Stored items

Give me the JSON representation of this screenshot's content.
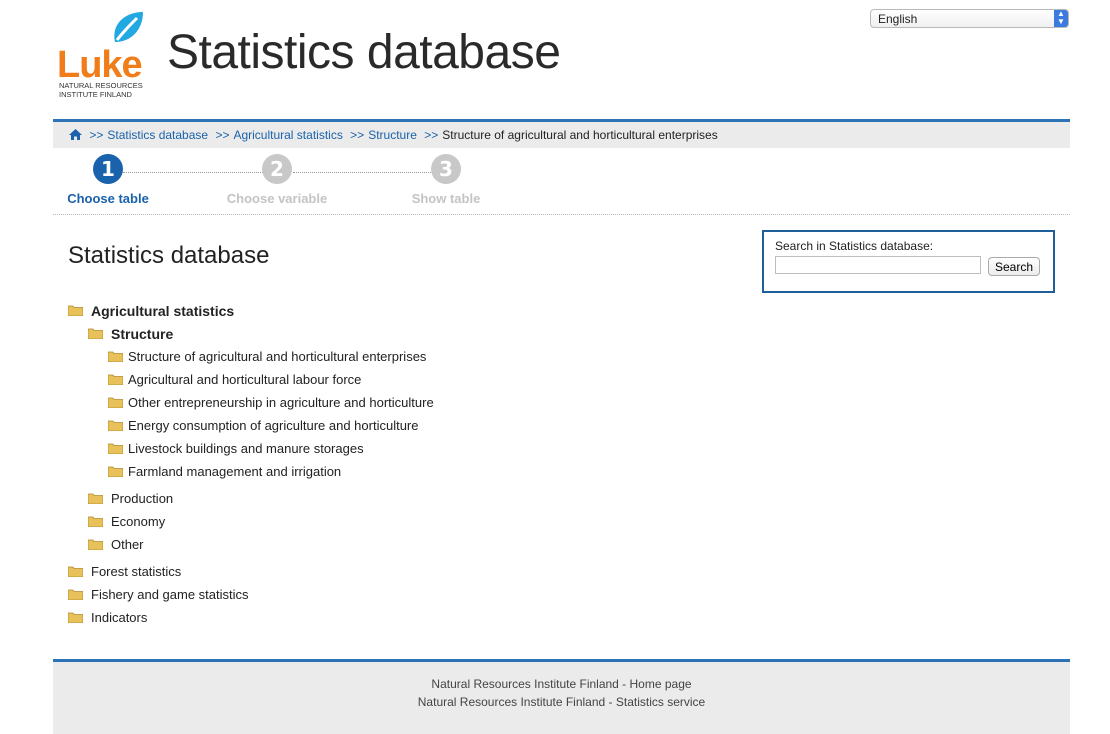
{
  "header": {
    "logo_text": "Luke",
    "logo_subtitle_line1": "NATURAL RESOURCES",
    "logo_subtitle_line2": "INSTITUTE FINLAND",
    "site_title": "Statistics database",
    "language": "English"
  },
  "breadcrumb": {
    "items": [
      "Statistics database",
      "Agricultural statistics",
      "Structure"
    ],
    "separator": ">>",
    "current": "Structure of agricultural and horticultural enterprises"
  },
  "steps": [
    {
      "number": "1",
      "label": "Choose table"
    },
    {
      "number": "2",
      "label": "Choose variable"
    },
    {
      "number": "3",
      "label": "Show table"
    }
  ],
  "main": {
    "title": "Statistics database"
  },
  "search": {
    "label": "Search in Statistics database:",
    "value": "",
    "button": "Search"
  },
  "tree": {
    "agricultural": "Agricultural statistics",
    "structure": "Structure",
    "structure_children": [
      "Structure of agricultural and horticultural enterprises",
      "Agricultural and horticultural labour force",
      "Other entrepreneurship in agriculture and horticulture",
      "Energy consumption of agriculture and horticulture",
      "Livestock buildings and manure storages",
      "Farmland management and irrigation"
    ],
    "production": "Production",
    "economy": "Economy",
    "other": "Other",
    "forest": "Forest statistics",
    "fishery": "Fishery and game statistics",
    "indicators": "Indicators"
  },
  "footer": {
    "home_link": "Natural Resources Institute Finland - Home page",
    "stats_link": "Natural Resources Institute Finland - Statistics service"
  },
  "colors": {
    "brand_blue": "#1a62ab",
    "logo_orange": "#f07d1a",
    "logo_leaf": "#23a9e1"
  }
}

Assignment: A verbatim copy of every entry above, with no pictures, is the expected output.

Written solution:
Give me the JSON representation of this screenshot's content.
{
  "header": {
    "logo_text": "Luke",
    "logo_subtitle_line1": "NATURAL RESOURCES",
    "logo_subtitle_line2": "INSTITUTE FINLAND",
    "site_title": "Statistics database",
    "language": "English"
  },
  "breadcrumb": {
    "items": [
      "Statistics database",
      "Agricultural statistics",
      "Structure"
    ],
    "separator": ">>",
    "current": "Structure of agricultural and horticultural enterprises"
  },
  "steps": [
    {
      "number": "1",
      "label": "Choose table"
    },
    {
      "number": "2",
      "label": "Choose variable"
    },
    {
      "number": "3",
      "label": "Show table"
    }
  ],
  "main": {
    "title": "Statistics database"
  },
  "search": {
    "label": "Search in Statistics database:",
    "value": "",
    "button": "Search"
  },
  "tree": {
    "agricultural": "Agricultural statistics",
    "structure": "Structure",
    "structure_children": [
      "Structure of agricultural and horticultural enterprises",
      "Agricultural and horticultural labour force",
      "Other entrepreneurship in agriculture and horticulture",
      "Energy consumption of agriculture and horticulture",
      "Livestock buildings and manure storages",
      "Farmland management and irrigation"
    ],
    "production": "Production",
    "economy": "Economy",
    "other": "Other",
    "forest": "Forest statistics",
    "fishery": "Fishery and game statistics",
    "indicators": "Indicators"
  },
  "footer": {
    "home_link": "Natural Resources Institute Finland - Home page",
    "stats_link": "Natural Resources Institute Finland - Statistics service"
  },
  "colors": {
    "brand_blue": "#1a62ab",
    "logo_orange": "#f07d1a",
    "logo_leaf": "#23a9e1"
  }
}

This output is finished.